[Source data]

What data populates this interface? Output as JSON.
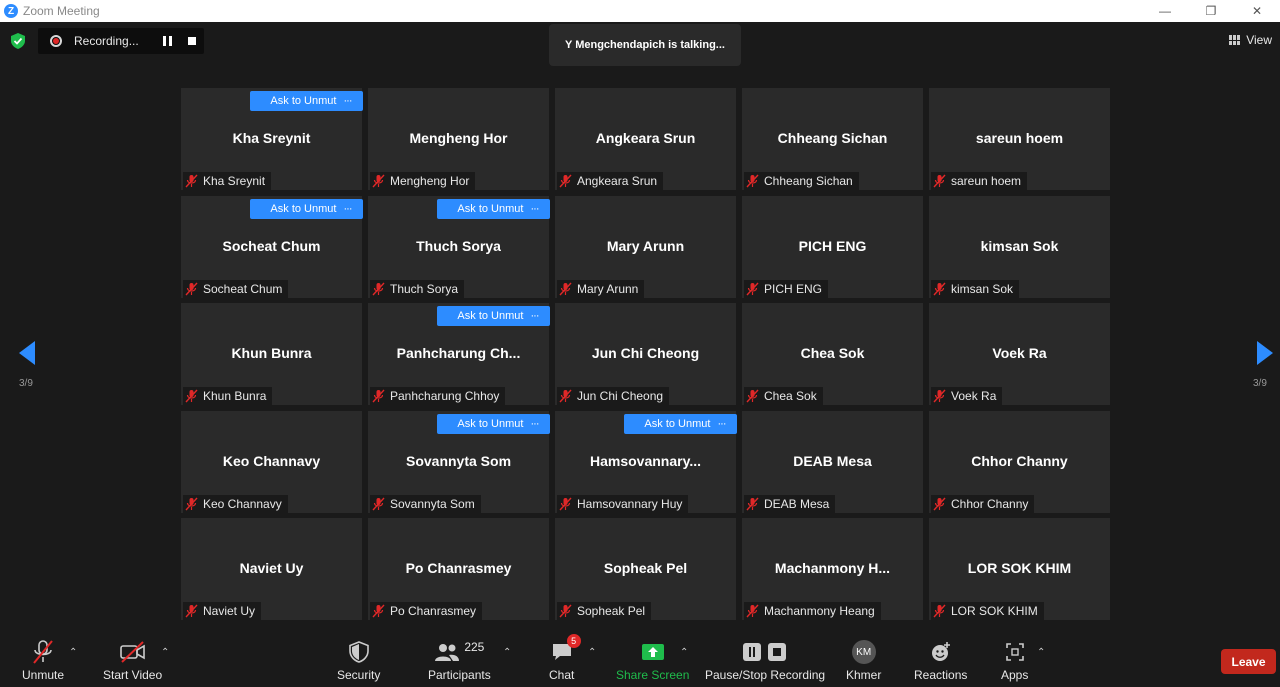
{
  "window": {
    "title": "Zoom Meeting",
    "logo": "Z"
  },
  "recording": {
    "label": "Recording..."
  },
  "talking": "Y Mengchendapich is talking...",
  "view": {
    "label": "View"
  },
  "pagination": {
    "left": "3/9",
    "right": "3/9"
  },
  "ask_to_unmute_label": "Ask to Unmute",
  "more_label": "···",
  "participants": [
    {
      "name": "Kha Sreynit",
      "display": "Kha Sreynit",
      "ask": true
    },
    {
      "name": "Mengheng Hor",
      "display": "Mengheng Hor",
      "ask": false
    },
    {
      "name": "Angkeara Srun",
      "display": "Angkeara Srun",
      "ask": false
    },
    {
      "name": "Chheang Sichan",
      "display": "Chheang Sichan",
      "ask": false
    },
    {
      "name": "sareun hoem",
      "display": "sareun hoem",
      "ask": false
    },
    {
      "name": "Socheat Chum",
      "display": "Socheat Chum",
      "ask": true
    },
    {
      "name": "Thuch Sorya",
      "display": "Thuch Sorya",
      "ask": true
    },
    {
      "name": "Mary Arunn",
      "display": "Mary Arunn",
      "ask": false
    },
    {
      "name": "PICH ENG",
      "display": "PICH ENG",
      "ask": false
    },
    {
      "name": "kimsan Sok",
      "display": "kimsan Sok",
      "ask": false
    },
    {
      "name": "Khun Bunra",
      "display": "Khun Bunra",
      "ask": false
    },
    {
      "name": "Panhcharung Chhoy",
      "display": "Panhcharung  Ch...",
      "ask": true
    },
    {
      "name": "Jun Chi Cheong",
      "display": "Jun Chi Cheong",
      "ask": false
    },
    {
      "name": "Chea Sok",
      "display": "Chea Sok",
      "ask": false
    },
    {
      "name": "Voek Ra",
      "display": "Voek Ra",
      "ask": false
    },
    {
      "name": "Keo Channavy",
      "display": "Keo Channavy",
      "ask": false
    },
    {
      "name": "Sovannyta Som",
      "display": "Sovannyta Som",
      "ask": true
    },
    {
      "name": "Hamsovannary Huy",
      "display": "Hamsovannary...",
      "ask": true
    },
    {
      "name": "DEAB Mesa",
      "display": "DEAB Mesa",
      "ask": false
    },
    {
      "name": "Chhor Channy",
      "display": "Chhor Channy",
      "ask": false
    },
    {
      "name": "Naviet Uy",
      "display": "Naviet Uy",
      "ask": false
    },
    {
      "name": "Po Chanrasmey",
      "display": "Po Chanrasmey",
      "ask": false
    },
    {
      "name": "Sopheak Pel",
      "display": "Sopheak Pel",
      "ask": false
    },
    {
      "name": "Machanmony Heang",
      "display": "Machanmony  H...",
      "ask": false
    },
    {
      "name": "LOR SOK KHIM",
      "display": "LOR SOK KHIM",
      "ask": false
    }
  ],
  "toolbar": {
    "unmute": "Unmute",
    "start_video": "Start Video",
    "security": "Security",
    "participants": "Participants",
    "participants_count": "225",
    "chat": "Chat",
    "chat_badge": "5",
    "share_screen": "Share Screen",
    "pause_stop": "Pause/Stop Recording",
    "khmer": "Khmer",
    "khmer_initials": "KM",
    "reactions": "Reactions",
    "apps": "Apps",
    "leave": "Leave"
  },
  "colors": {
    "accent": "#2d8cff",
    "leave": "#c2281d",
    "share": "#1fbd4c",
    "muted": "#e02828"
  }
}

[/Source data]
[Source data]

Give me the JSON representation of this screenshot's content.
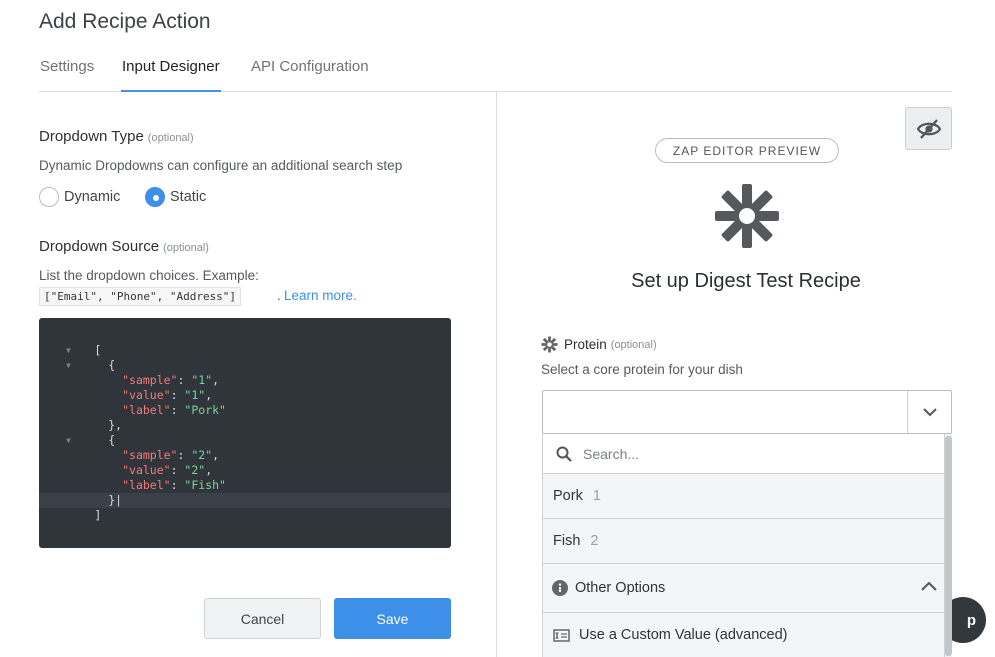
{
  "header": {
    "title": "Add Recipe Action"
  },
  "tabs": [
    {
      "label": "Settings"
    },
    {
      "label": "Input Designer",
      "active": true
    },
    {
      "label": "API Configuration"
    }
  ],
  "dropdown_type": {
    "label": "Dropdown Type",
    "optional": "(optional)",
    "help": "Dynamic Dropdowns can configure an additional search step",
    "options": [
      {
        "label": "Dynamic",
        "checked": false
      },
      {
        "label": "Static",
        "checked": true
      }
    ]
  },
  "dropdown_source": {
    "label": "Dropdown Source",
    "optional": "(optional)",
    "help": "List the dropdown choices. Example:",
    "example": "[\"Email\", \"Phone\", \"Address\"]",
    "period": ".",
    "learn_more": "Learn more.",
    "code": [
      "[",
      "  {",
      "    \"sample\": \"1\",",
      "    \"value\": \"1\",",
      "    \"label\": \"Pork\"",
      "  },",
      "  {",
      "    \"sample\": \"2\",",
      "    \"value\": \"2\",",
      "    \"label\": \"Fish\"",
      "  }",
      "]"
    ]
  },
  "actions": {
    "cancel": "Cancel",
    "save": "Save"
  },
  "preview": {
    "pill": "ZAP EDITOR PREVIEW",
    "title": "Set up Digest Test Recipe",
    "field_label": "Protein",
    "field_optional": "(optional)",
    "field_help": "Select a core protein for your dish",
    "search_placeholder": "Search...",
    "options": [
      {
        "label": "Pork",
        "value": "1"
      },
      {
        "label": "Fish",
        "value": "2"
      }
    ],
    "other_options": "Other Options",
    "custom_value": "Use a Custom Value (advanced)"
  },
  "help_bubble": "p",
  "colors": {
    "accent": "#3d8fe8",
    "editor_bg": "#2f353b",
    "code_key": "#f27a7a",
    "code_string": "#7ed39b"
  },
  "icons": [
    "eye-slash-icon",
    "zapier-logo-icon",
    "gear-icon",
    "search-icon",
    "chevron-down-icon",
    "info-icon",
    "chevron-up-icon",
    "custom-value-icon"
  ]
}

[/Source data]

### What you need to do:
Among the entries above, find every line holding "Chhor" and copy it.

### Result for this task:
      "name": "Chhor Channy",
      "display": "Chhor Channy",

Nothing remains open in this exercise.